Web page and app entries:
□ □ □ □

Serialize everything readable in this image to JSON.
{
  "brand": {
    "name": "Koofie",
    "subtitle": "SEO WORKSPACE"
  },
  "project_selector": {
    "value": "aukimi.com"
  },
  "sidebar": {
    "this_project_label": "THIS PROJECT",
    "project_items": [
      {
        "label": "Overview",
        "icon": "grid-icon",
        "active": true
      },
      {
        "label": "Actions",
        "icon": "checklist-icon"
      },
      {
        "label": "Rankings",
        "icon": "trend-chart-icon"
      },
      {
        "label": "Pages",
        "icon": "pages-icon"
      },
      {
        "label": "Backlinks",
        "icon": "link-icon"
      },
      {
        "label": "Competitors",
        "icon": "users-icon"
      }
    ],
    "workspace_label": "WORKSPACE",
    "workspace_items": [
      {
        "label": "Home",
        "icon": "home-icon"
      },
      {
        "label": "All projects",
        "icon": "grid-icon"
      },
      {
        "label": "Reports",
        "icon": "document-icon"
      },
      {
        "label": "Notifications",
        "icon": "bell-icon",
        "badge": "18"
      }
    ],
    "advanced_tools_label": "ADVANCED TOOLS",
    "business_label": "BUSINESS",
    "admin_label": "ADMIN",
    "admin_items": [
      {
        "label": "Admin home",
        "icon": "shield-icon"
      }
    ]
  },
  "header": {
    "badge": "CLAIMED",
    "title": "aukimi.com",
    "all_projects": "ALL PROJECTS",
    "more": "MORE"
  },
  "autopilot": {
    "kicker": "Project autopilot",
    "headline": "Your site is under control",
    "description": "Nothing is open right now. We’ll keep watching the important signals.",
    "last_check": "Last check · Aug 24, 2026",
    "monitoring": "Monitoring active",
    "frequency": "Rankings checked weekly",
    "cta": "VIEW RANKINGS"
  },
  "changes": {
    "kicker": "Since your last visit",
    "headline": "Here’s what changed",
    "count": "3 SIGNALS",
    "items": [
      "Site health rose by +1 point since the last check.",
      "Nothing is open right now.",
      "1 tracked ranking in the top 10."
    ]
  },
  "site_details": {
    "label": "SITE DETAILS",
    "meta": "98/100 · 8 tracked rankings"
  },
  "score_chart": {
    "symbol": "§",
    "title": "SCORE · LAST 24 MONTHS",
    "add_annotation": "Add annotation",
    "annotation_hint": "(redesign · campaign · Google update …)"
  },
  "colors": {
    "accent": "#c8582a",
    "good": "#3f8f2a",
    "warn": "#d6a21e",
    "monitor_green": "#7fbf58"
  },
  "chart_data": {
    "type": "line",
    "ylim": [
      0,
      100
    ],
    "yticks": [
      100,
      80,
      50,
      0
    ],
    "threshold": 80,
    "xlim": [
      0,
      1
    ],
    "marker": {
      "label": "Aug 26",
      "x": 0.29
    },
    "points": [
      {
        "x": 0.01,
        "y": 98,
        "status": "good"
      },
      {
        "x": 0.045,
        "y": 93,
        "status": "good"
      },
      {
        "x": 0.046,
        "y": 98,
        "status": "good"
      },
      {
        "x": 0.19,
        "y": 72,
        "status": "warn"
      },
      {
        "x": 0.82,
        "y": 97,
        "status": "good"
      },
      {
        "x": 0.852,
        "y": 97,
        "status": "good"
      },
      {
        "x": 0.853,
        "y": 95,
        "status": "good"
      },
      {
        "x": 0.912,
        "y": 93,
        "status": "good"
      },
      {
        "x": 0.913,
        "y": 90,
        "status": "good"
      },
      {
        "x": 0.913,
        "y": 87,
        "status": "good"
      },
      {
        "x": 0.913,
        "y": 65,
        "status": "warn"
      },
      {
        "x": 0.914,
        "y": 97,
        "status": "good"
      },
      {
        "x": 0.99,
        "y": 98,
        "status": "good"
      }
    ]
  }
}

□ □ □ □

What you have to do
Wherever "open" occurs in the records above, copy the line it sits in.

Task solution
    "description": "Nothing is open right now. We’ll keep watching the important signals.",
      "Nothing is open right now.",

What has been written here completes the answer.